Does the Full Moon Make People Crazy?
Friday October 6, 2006
Luna was the wife of Zeus, sister of Helios the sun, and the mother of 50 children. Arguably the first lunatic. A word which, by the way, has its roots in a belief that the Moon made people mad.
Even modern studies have managed to associate full Moons with everything from insanity to traffic accidents. But the connections have been thin. Some studies have found weak associations to increased aggression, unintentional poisonings and absenteeism. But other studies have contradicted these findings. Now that's enough to make you crazy!
Perhaps the most well-founded human relationship to the lunar cycle is the menstrual cycle of many women (at least among those who choose to continue having them these days).
Why Does Slicing Onions Make Me Cry?
Wednesday October 4, 2006
When your knife slices through a crisp onion, it tears through cells, releasing the cells’ contents. Chemicals react to produce a sulfur-based gas. Once the gas contacts the water coating your eyes, it forms sulfuric acid, a fiery irritant. To rid your peepers of the intruder, your tear ducts work overtime. If you aren’t game for sporting goggles in the kitchen, try moving your face farther away from the onion so the gas disperses before reaching your eyes.
Why is the Sky Blue?
Tuesday October 3, 2006
The light coming from the sun is made of many colors, each of which has a different wavelength. The atmosphere affects how each color of light passes through, as the light waves encounter molecules, small water droplets and bits of dust.
Blue light has a short wavelength, and the particles in the air scatter it around, making the sky appear blue. Red light has a longer wavelength, which acts more strongly and is not scattered as much.

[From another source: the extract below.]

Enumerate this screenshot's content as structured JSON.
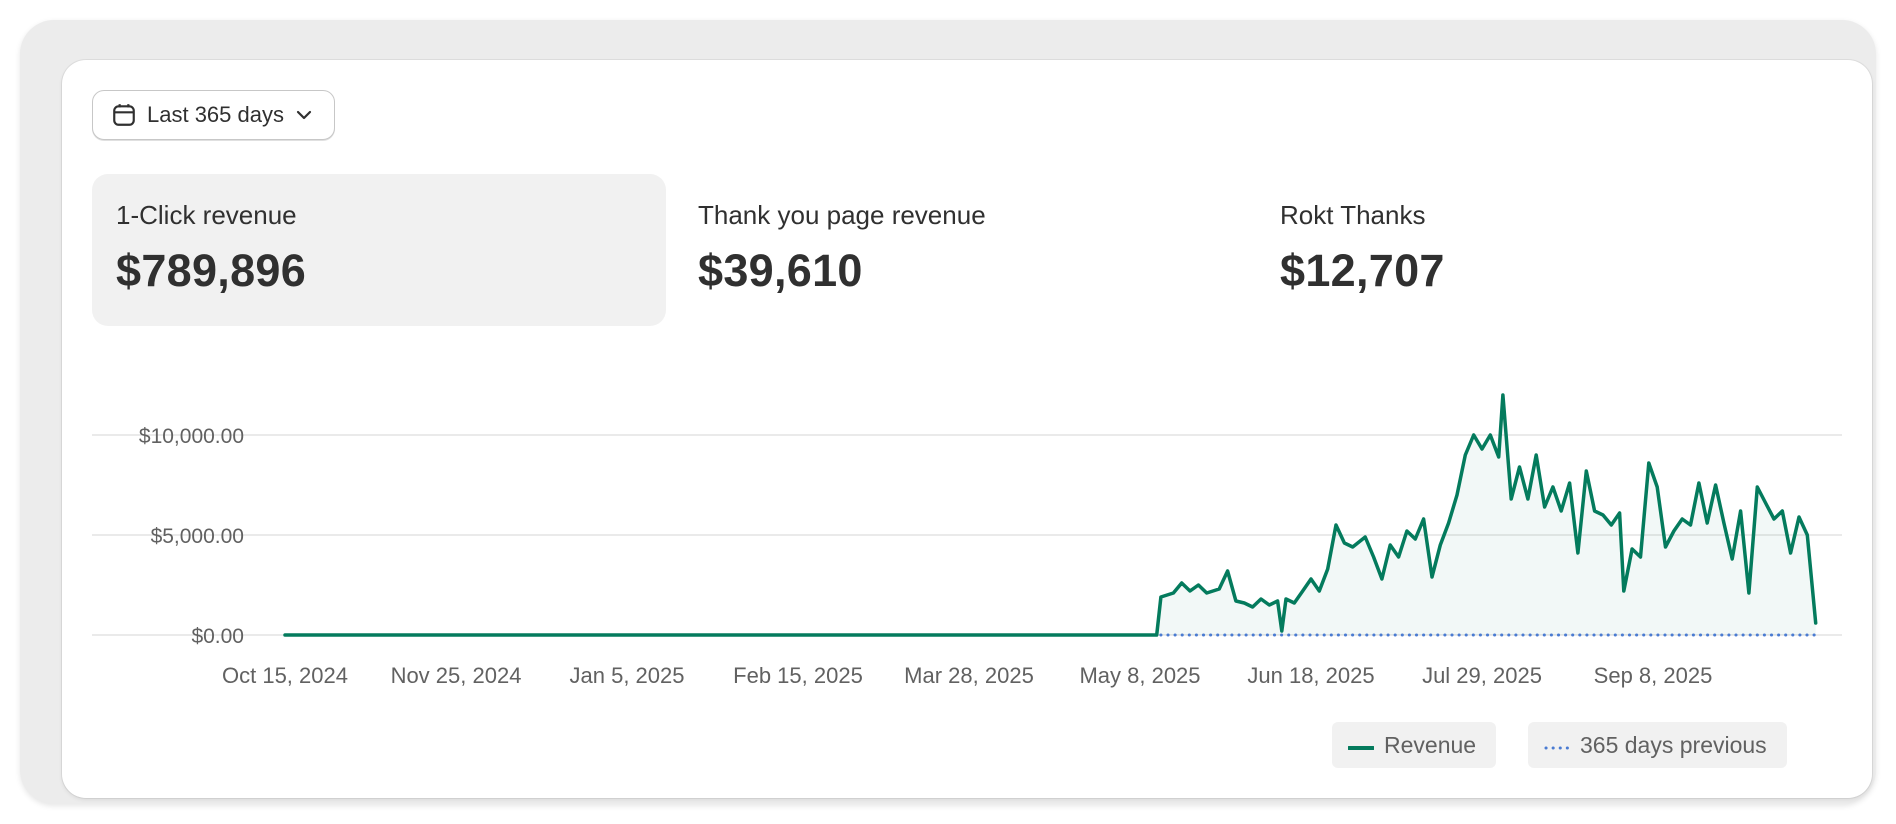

Sunsets are red because in the evening, the light has more atmosphere to pass through to get to your eye, and only the strong red light can make it. The atmosphere in this illustration is exaggerated in relation to the Earth to show the difference.